In the conventional sense, bats can see but not particularly well. Bats have very small eyes that offer very limited vision with no ability to render light or vibrant colors. In daylight, this vision is rendered null and void. However, in situations and environments where there is pitch-black darkness, bats have an innate ability to see without the refraction of light, making their vision better than humans in situations such as this. However, this is dependent on the species of bat in question. In some cases, such as the fruit bat, for example, they will rely fully on their eyesight to hunt for food.
Their vision is particularly sharp when navigating in the darkness and in some cases, they will even be able to see ultraviolet light. Then to shock you even further, there are some specific bats of the near 1,300 types out there that can see colors.

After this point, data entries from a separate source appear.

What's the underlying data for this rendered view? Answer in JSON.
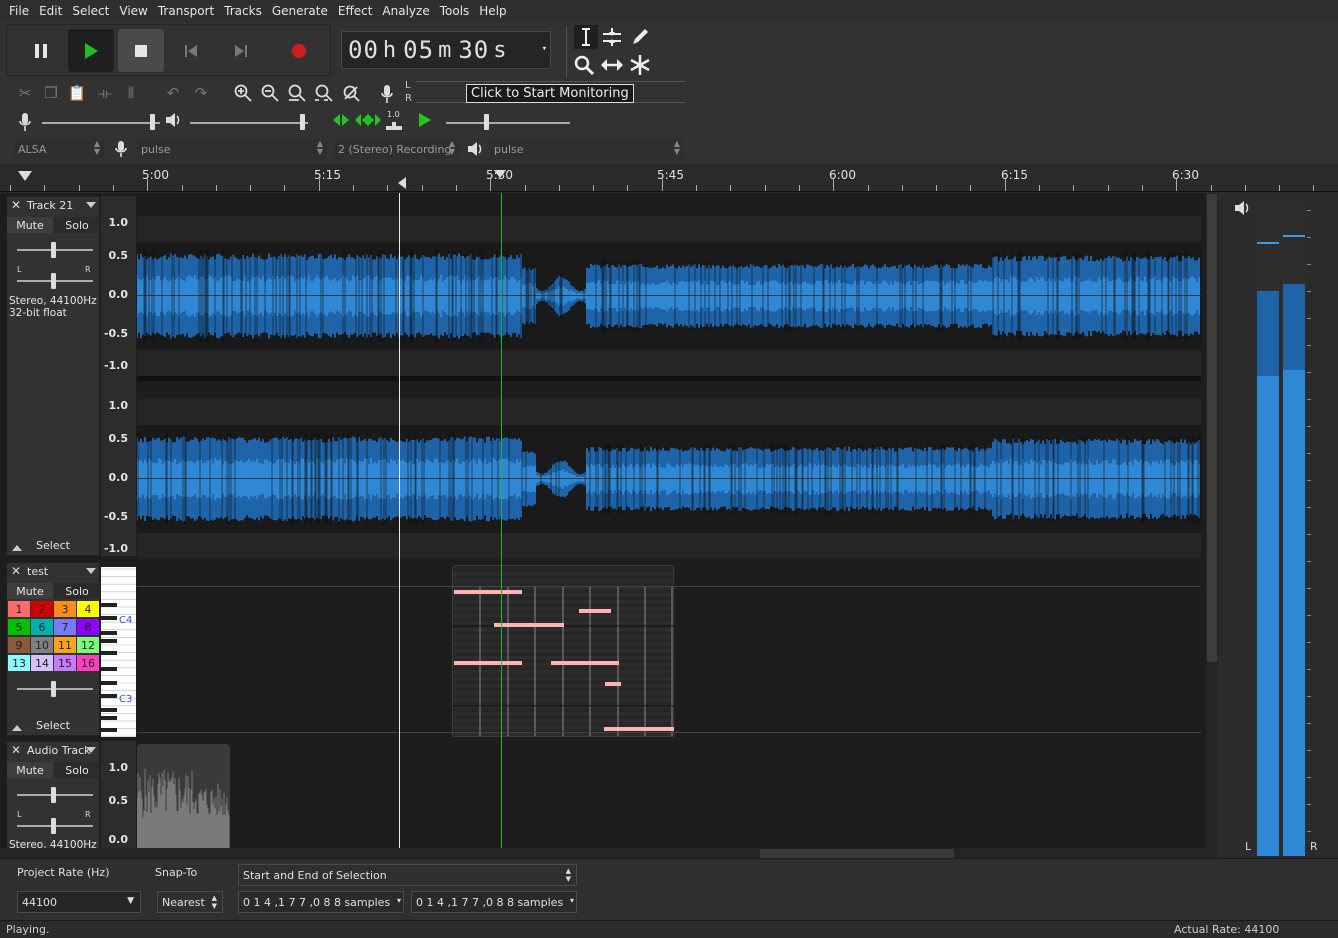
{
  "menu": [
    "File",
    "Edit",
    "Select",
    "View",
    "Transport",
    "Tracks",
    "Generate",
    "Effect",
    "Analyze",
    "Tools",
    "Help"
  ],
  "time": {
    "hh": "00",
    "h_unit": "h",
    "mm": "05",
    "m_unit": "m",
    "ss": "30",
    "s_unit": "s"
  },
  "meter_toolbar": {
    "rec_l": "L",
    "rec_r": "R",
    "tooltip": "Click to Start Monitoring"
  },
  "mixer": {
    "play_speed_label": "1.0"
  },
  "devices": {
    "host": "ALSA",
    "recording_device": "pulse",
    "channels": "2 (Stereo) Recording",
    "playback_device": "pulse"
  },
  "ruler": {
    "ticks": [
      "5:00",
      "5:15",
      "5:30",
      "5:45",
      "6:00",
      "6:15",
      "6:30"
    ]
  },
  "tracks": [
    {
      "name": "Track 21",
      "mute": "Mute",
      "solo": "Solo",
      "pan_l": "L",
      "pan_r": "R",
      "info_line1": "Stereo, 44100Hz",
      "info_line2": "32-bit float",
      "select": "Select",
      "scale": [
        "1.0",
        "0.5",
        "0.0",
        "-0.5",
        "-1.0"
      ]
    },
    {
      "name": "test",
      "mute": "Mute",
      "solo": "Solo",
      "channels": [
        "1",
        "2",
        "3",
        "4",
        "5",
        "6",
        "7",
        "8",
        "9",
        "10",
        "11",
        "12",
        "13",
        "14",
        "15",
        "16"
      ],
      "channel_colors": [
        "#ff6b6b",
        "#d40000",
        "#ff8c1a",
        "#ffff00",
        "#00c000",
        "#00b0b0",
        "#7a7aff",
        "#9000ff",
        "#8c5a3c",
        "#808080",
        "#ffa31a",
        "#7aff7a",
        "#8cffff",
        "#d7c0ff",
        "#c87aff",
        "#ff3ec0"
      ],
      "select": "Select",
      "piano_labels": [
        "C4",
        "C3"
      ]
    },
    {
      "name": "Audio Track",
      "mute": "Mute",
      "solo": "Solo",
      "pan_l": "L",
      "pan_r": "R",
      "info_line1": "Stereo, 44100Hz",
      "scale": [
        "1.0",
        "0.5",
        "0.0"
      ]
    }
  ],
  "meters": {
    "left": "L",
    "right": "R",
    "left_level": 0.73,
    "right_level": 0.74
  },
  "selection_bar": {
    "project_rate_label": "Project Rate (Hz)",
    "project_rate": "44100",
    "snap_label": "Snap-To",
    "snap_value": "Nearest",
    "selection_mode": "Start and End of Selection",
    "start": "0 1 4 ,1 7 7 ,0 8 8  samples",
    "end": "0 1 4 ,1 7 7 ,0 8 8  samples"
  },
  "status": {
    "left": "Playing.",
    "right": "Actual Rate: 44100"
  },
  "colors": {
    "wave": "#2f88d6",
    "wave_dark": "#1f63a8",
    "playhead": "#28b428",
    "midi_note": "#ffb3b3"
  }
}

These are the Pallas’s long-tongued bat and the Seba’s short-tailed bat, respectively. These bats can see ultraviolet light and wavelengths of color that even the human eye cannot render. However, as a rule of thumb, most bats rely on a special technique to see and this is echolocation.
Echolocation is the ability to see through sound. It is a technique that is used across the animal kingdom by whales, dolphins, birds, and even some humans. This ability involves animals making high pitched noises from their mouth or nose to generate frequencies which help them perceive the world around them.

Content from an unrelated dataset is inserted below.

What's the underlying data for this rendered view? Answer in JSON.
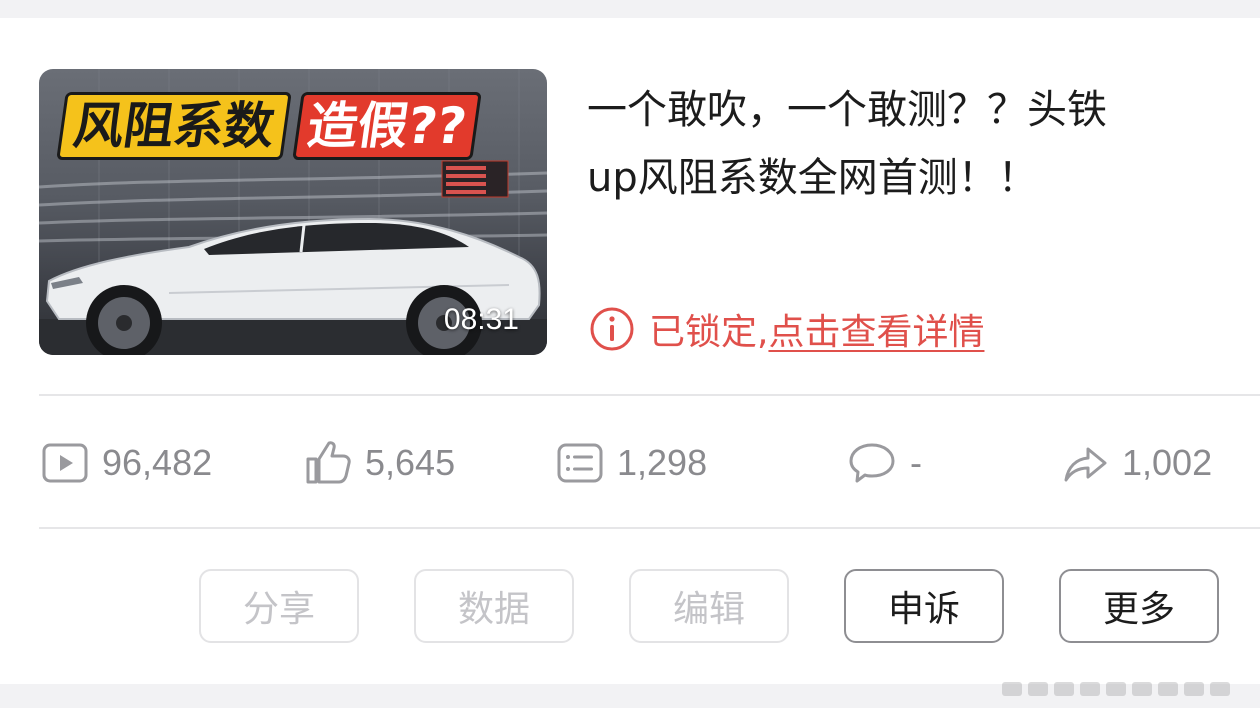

So, when bats are flying at high speeds through the air, this ability allows them to analyze their location in the world, avoid crashing into objects, and even allows them to establish if they can fit through gaps as small as 3/8 of an inch wide. This skill also allows the bats to understand where their group of bats is at all times, meaning that they can remain in a tight-knit pack even when flying through the vast skies at night. This noise is, in most cases, completely imperceptible to the human ear. This is because the bats will make noises from 20 kilohertz to 200 kilohertz in frequency, meaning that only the sharpest human ears will be able to hear at the lowest end of this scale.
So in short, bats may not be the most gifted creatures in terms of conventional vision. However, they have much more complex methods that allow them to see better than any human can do in the dark of night. So, the phrase ‘blind as a bat’ may not be quite as apt as you once thought.